Assad’s endgame, it seems, is to clear the field of any relatively moderate groups around which Syrians and the international community might coalesce, and then build a coalition to defeat ISIS head-on. He will inherit a desert wasteland, but it’s still an inheritance.
In striving toward this goal, however, Assad faces a serious problem. His gambit may have worked in Western capitals, but he’s hemorrhaging strength closer to home. The regime has suffered a string of battlefield reversals, losing thousands of soldiers and pulling back to strategic locations like Damascus. By one estimate, Assad now controls only about one-fifth of Syria—a strip of territory snaking along the western edge of the country.
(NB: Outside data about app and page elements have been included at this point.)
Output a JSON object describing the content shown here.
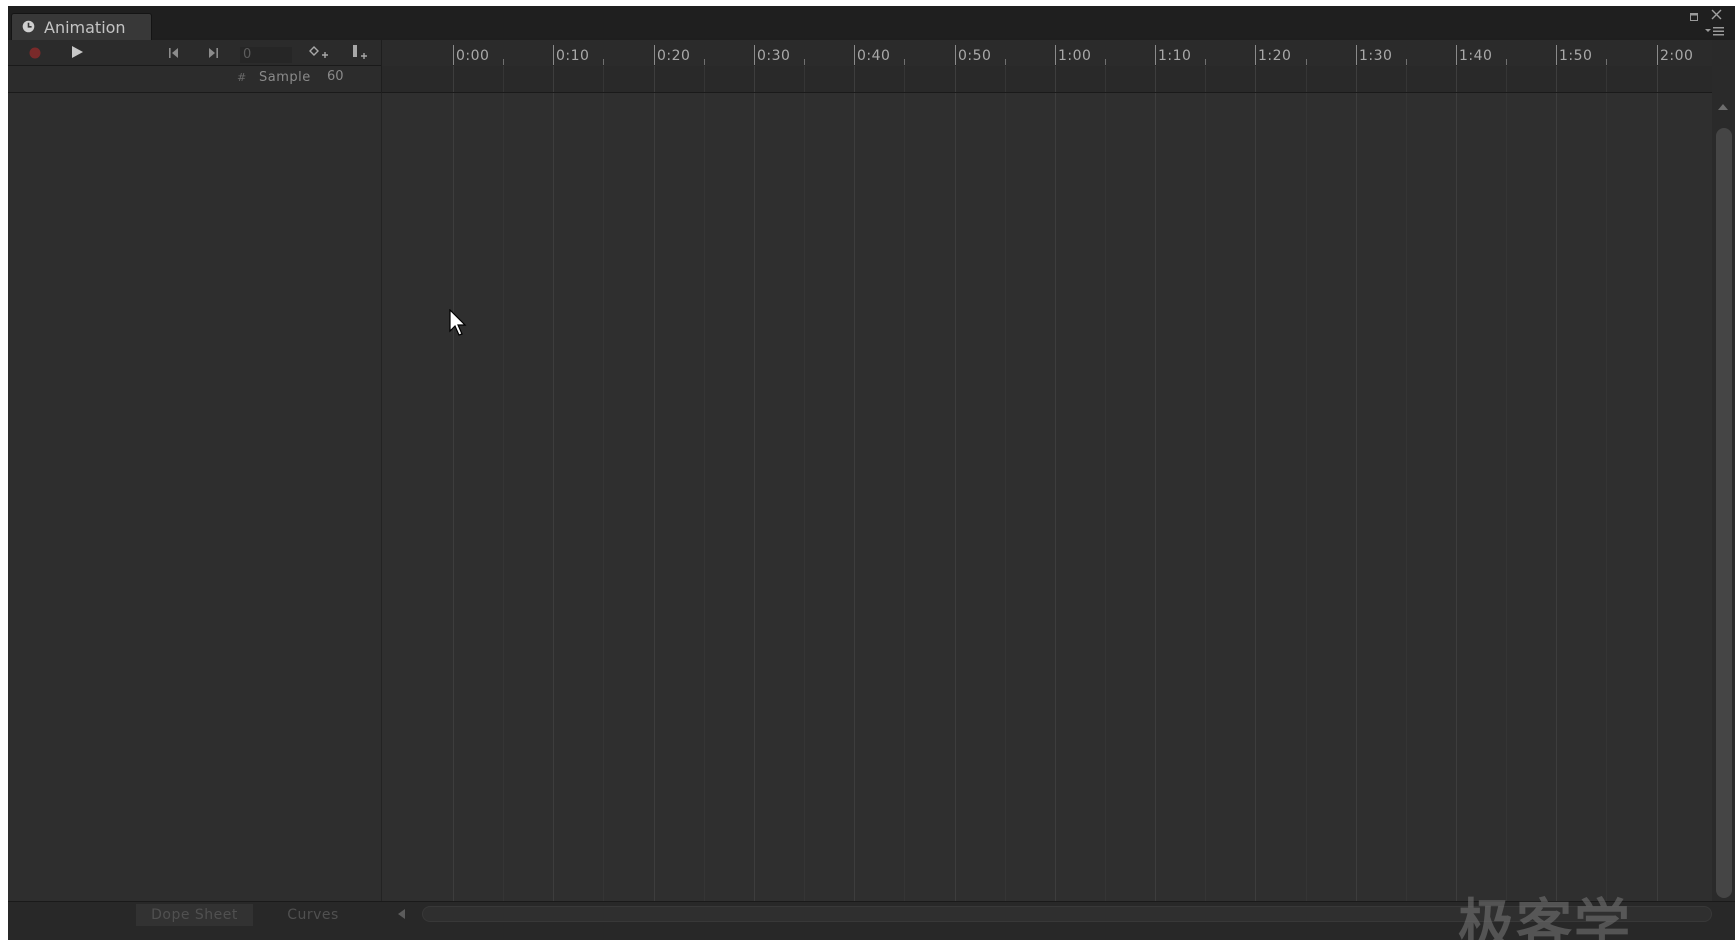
{
  "window": {
    "tab_title": "Animation",
    "tab_icon": "clock-icon",
    "maximize_icon": "maximize-icon",
    "close_icon": "close-icon",
    "menu_icon": "panel-menu-icon"
  },
  "toolbar": {
    "record_icon": "record-icon",
    "play_icon": "play-icon",
    "prev_key_icon": "previous-keyframe-icon",
    "next_key_icon": "next-keyframe-icon",
    "current_frame": "0",
    "add_keyframe_icon": "add-keyframe-icon",
    "add_event_icon": "add-event-icon",
    "sample_hash": "#",
    "sample_label": "Sample",
    "sample_value": "60"
  },
  "ruler": {
    "labels": [
      "0:00",
      "0:10",
      "0:20",
      "0:30",
      "0:40",
      "0:50",
      "1:00",
      "1:10",
      "1:20",
      "1:30",
      "1:40",
      "1:50",
      "2:00"
    ]
  },
  "bottom": {
    "dopesheet_label": "Dope Sheet",
    "curves_label": "Curves"
  },
  "watermark": "极客学",
  "colors": {
    "panel_bg": "#2e2e2e",
    "timeline_bg": "#2f2f2f",
    "record_red": "#7a2a2a"
  }
}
Assad’s deteriorating position has left his great-power patron, Russia, wondering whether the dictator is a viable long-term bet. The Kremlin has moved significant military assets to aid the Assad regime and, on Sunday, announced a deal with Syria, Iran, and Iraq to share intelligence in the fight against ISIS. Just days earlier, Vladimir Putin said, “Our main goal is to protect the Syrian state.” But note: He didn’t say he would protect Assad personally. After all, the Syrian dictator is a means to an end: defending Moscow’s interests in the country and the region—including its naval base at Tartus, the only Russian military facility outside the former Soviet Union. As Fyodor Lukyanov, a foreign-policy advisor to the Kremlin, commented in August, “Russia still believes [Assad] should stay, but cannot ignore that the general situation is changing, that the strategic position for Syria is much worse now than before.”
These two key dynamics—the radicalized opposition and the Syrian military’s struggles—have pushed the United States and Russia closer to a deal where Assad plays a transitional role in a new regime. The reformed Syrian government would reach out to moderate opposition and then direct its fire against the Islamist ultras, in concert with the West and regional players.
This outcome closely resembles Assad’s preferred endgame: Damascus versus the barbarians. The key question is whether Assad himself stays in charge. It all hinges on the definition of “transitional,” and the willingness of the Russian and Iranian governments to back Assad to the hilt. As a ruthless survivor, Assad may fancy his chances of being a permanent provisional president. He may even offer to step down—right after terrorism is defeated in the Middle East.